(Page and application data records)
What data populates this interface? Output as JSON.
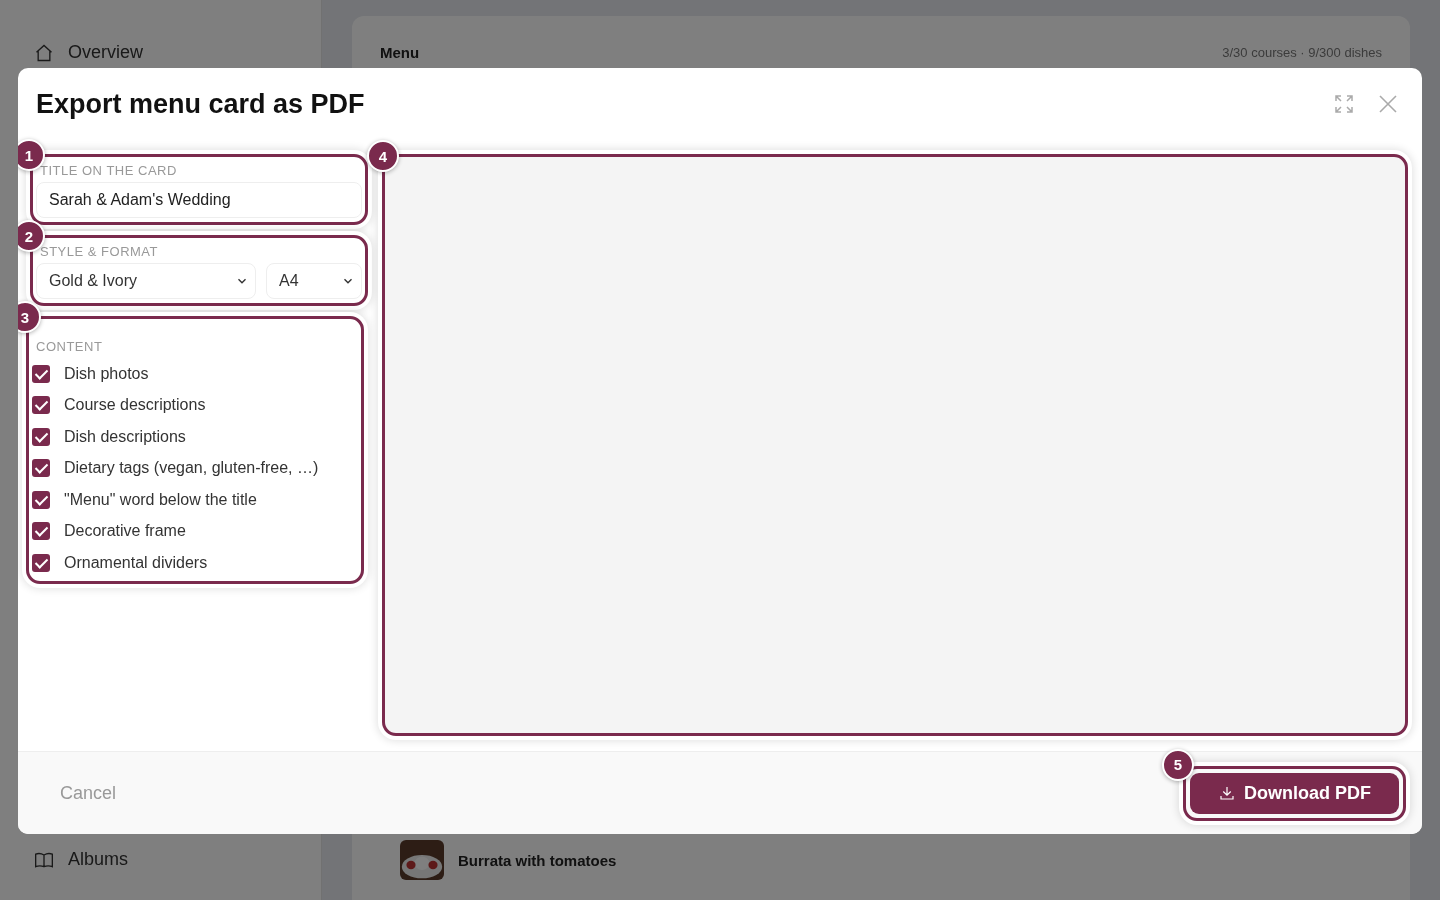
{
  "background": {
    "sidebar": {
      "items": [
        {
          "label": "Overview"
        },
        {
          "label": "Albums"
        }
      ]
    },
    "menu_panel": {
      "title": "Menu",
      "counts": "3/30 courses · 9/300 dishes",
      "dishes": [
        {
          "name": "Burrata with tomatoes"
        }
      ]
    }
  },
  "dialog": {
    "title": "Export menu card as PDF",
    "title_section": {
      "marker": "1",
      "label": "TITLE ON THE CARD",
      "value": "Sarah & Adam's Wedding"
    },
    "style_section": {
      "marker": "2",
      "label": "STYLE & FORMAT",
      "style": "Gold & Ivory",
      "format": "A4"
    },
    "content_section": {
      "marker": "3",
      "label": "CONTENT",
      "options": [
        {
          "label": "Dish photos",
          "checked": true
        },
        {
          "label": "Course descriptions",
          "checked": true
        },
        {
          "label": "Dish descriptions",
          "checked": true
        },
        {
          "label": "Dietary tags (vegan, gluten-free, …)",
          "checked": true
        },
        {
          "label": "\"Menu\" word below the title",
          "checked": true
        },
        {
          "label": "Decorative frame",
          "checked": true
        },
        {
          "label": "Ornamental dividers",
          "checked": true
        }
      ]
    },
    "preview": {
      "marker": "4"
    },
    "footer": {
      "cancel": "Cancel",
      "download": {
        "label": "Download PDF",
        "marker": "5"
      }
    }
  }
}
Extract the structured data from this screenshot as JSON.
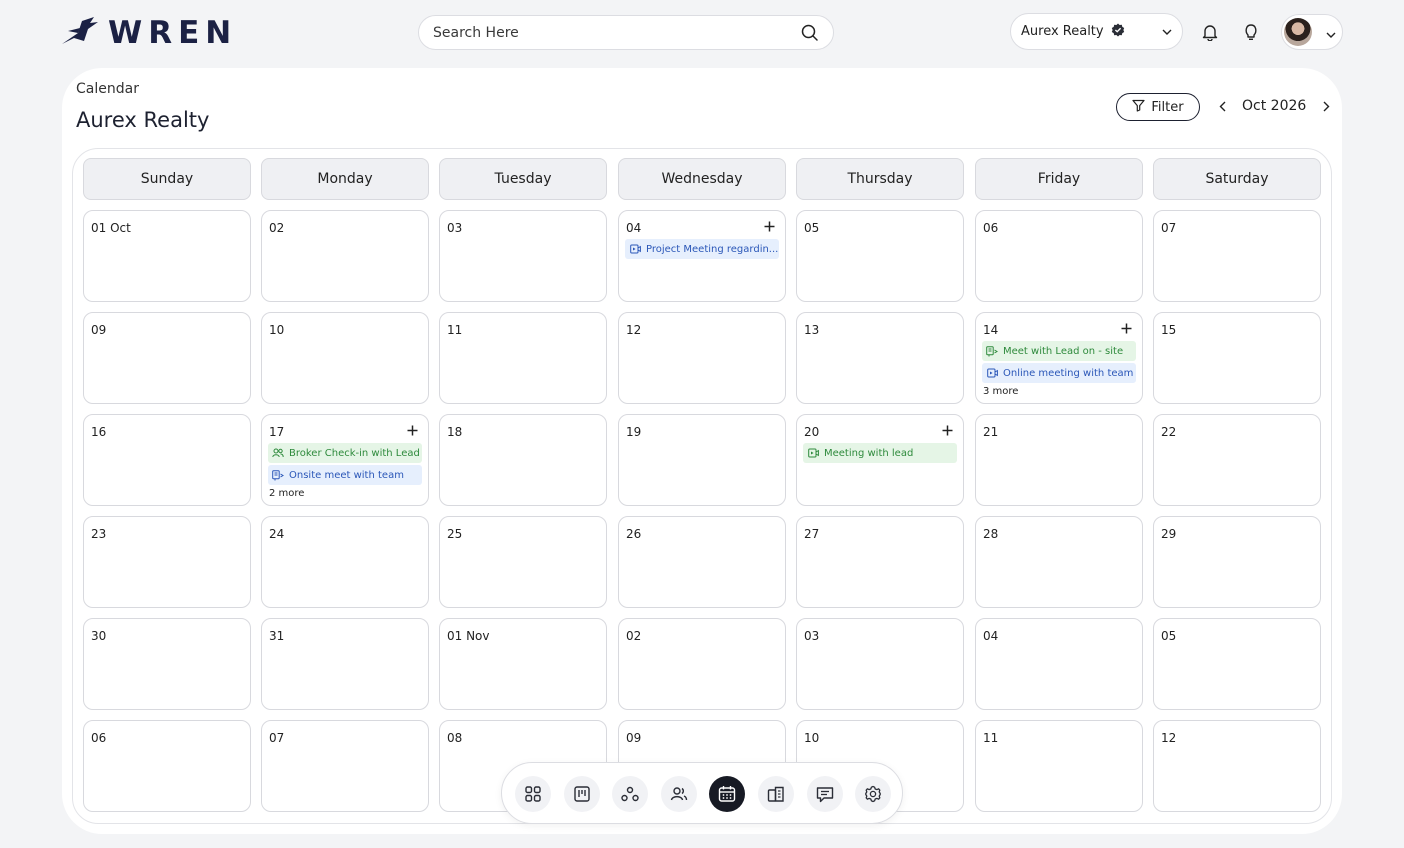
{
  "brand": {
    "name": "WREN"
  },
  "search": {
    "placeholder": "Search Here",
    "icon": "search-icon"
  },
  "org_selector": {
    "name": "Aurex Realty",
    "verified_icon": "verified-badge-icon"
  },
  "page": {
    "breadcrumb": "Calendar",
    "title": "Aurex Realty"
  },
  "toolbar": {
    "filter_label": "Filter",
    "current_month": "Oct 2026"
  },
  "weekdays": [
    "Sunday",
    "Monday",
    "Tuesday",
    "Wednesday",
    "Thursday",
    "Friday",
    "Saturday"
  ],
  "weeks": [
    [
      {
        "label": "01 Oct"
      },
      {
        "label": "02"
      },
      {
        "label": "03"
      },
      {
        "label": "04",
        "add": true,
        "events": [
          {
            "title": "Project Meeting regardin...",
            "color": "blue",
            "icon": "video-icon"
          }
        ]
      },
      {
        "label": "05"
      },
      {
        "label": "06"
      },
      {
        "label": "07"
      }
    ],
    [
      {
        "label": "09"
      },
      {
        "label": "10"
      },
      {
        "label": "11"
      },
      {
        "label": "12"
      },
      {
        "label": "13"
      },
      {
        "label": "14",
        "add": true,
        "events": [
          {
            "title": "Meet with Lead on - site",
            "color": "green",
            "icon": "onsite-icon"
          },
          {
            "title": "Online meeting with team",
            "color": "blue",
            "icon": "video-icon"
          }
        ],
        "more": "3 more"
      },
      {
        "label": "15"
      }
    ],
    [
      {
        "label": "16"
      },
      {
        "label": "17",
        "add": true,
        "events": [
          {
            "title": "Broker Check-in with Lead",
            "color": "green",
            "icon": "people-icon"
          },
          {
            "title": "Onsite meet with team",
            "color": "blue",
            "icon": "onsite-icon"
          }
        ],
        "more": "2 more"
      },
      {
        "label": "18"
      },
      {
        "label": "19"
      },
      {
        "label": "20",
        "add": true,
        "events": [
          {
            "title": "Meeting  with lead",
            "color": "green",
            "icon": "video-icon"
          }
        ]
      },
      {
        "label": "21"
      },
      {
        "label": "22"
      }
    ],
    [
      {
        "label": "23"
      },
      {
        "label": "24"
      },
      {
        "label": "25"
      },
      {
        "label": "26"
      },
      {
        "label": "27"
      },
      {
        "label": "28"
      },
      {
        "label": "29"
      }
    ],
    [
      {
        "label": "30"
      },
      {
        "label": "31"
      },
      {
        "label": "01 Nov"
      },
      {
        "label": "02"
      },
      {
        "label": "03"
      },
      {
        "label": "04"
      },
      {
        "label": "05"
      }
    ],
    [
      {
        "label": "06"
      },
      {
        "label": "07"
      },
      {
        "label": "08"
      },
      {
        "label": "09"
      },
      {
        "label": "10"
      },
      {
        "label": "11"
      },
      {
        "label": "12"
      }
    ]
  ],
  "dock": [
    {
      "name": "dashboard-icon"
    },
    {
      "name": "board-icon"
    },
    {
      "name": "network-icon"
    },
    {
      "name": "users-icon"
    },
    {
      "name": "calendar-icon",
      "active": true
    },
    {
      "name": "buildings-icon"
    },
    {
      "name": "chat-icon"
    },
    {
      "name": "settings-icon"
    }
  ],
  "colors": {
    "accent_dark": "#171a24",
    "event_blue_bg": "#e6effd",
    "event_blue_text": "#2b57b8",
    "event_green_bg": "#e5f5e6",
    "event_green_text": "#2e8a3c"
  }
}
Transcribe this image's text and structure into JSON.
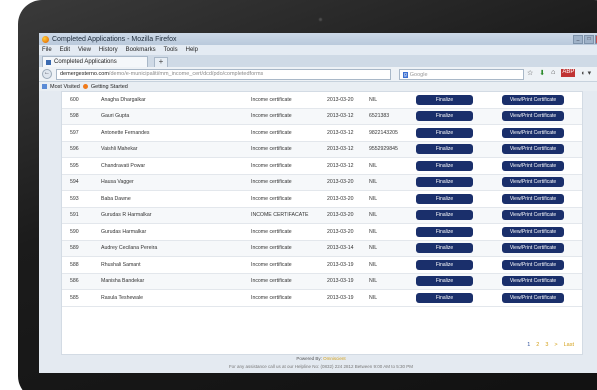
{
  "window": {
    "title": "Completed Applications - Mozilla Firefox",
    "controls": [
      "_",
      "□",
      "×"
    ]
  },
  "menu": [
    "File",
    "Edit",
    "View",
    "History",
    "Bookmarks",
    "Tools",
    "Help"
  ],
  "tab": {
    "label": "Completed Applications",
    "new_tab": "+"
  },
  "nav": {
    "back": "←",
    "url_host": "demergesterno.com",
    "url_path": "/demo/e-municipaliti/mm_income_cert/dcd/pdo/completedforms",
    "search_placeholder": "Google",
    "search_engine": "g"
  },
  "nav_icons": {
    "bookmark": "☆",
    "download": "⬇",
    "home": "⌂",
    "abp": "ABP",
    "extra": "◐ ▾"
  },
  "bookmarks": {
    "most_visited": "Most Visited",
    "getting_started": "Getting Started"
  },
  "buttons": {
    "finalize": "Finalize",
    "view": "View/Print Certificate"
  },
  "rows": [
    {
      "id": "600",
      "name": "Anagha Dhargalkar",
      "cert": "Income certificate",
      "date": "2013-03-20",
      "phone": "NIL"
    },
    {
      "id": "598",
      "name": "Gauri Gupta",
      "cert": "Income certificate",
      "date": "2013-03-12",
      "phone": "6521383"
    },
    {
      "id": "597",
      "name": "Antonette Fernandes",
      "cert": "Income certificate",
      "date": "2013-03-12",
      "phone": "9822143205"
    },
    {
      "id": "596",
      "name": "Vaishli Mahekar",
      "cert": "Income certificate",
      "date": "2013-03-12",
      "phone": "9552929845"
    },
    {
      "id": "595",
      "name": "Chandravati Powar",
      "cert": "Income certificate",
      "date": "2013-03-12",
      "phone": "NIL"
    },
    {
      "id": "594",
      "name": "Hausa Vagger",
      "cert": "Income certificate",
      "date": "2013-03-20",
      "phone": "NIL"
    },
    {
      "id": "593",
      "name": "Baba Dawne",
      "cert": "Income certificate",
      "date": "2013-03-20",
      "phone": "NIL"
    },
    {
      "id": "591",
      "name": "Gurudas R Harmalkar",
      "cert": "INCOME CERTIFACATE",
      "date": "2013-03-20",
      "phone": "NIL"
    },
    {
      "id": "590",
      "name": "Gurudas Harmalkar",
      "cert": "Income certificate",
      "date": "2013-03-20",
      "phone": "NIL"
    },
    {
      "id": "589",
      "name": "Audrey Cecilana Pereira",
      "cert": "Income certificate",
      "date": "2013-03-14",
      "phone": "NIL"
    },
    {
      "id": "588",
      "name": "Rhushali Samant",
      "cert": "Income certificate",
      "date": "2013-03-19",
      "phone": "NIL"
    },
    {
      "id": "586",
      "name": "Manisha Bandekar",
      "cert": "Income certificate",
      "date": "2013-03-19",
      "phone": "NIL"
    },
    {
      "id": "585",
      "name": "Rasula Teshewale",
      "cert": "Income certificate",
      "date": "2013-03-19",
      "phone": "NIL"
    }
  ],
  "pager": {
    "p1": "1",
    "p2": "2",
    "p3": "3",
    "next": ">",
    "last": "Last"
  },
  "footer": {
    "powered_label": "Powered By:",
    "powered_brand": "Omniscient",
    "contact": "For any assistance call us at our Helpline No: (0832) 224 2812 Between 9:00 AM to 5:30 PM"
  },
  "colors": {
    "button": "#1a2f6b",
    "bezel": "#1b1b1b",
    "brand": "#d4a11a"
  }
}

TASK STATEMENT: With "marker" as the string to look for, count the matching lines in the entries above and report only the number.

RESPONSE BOX: 5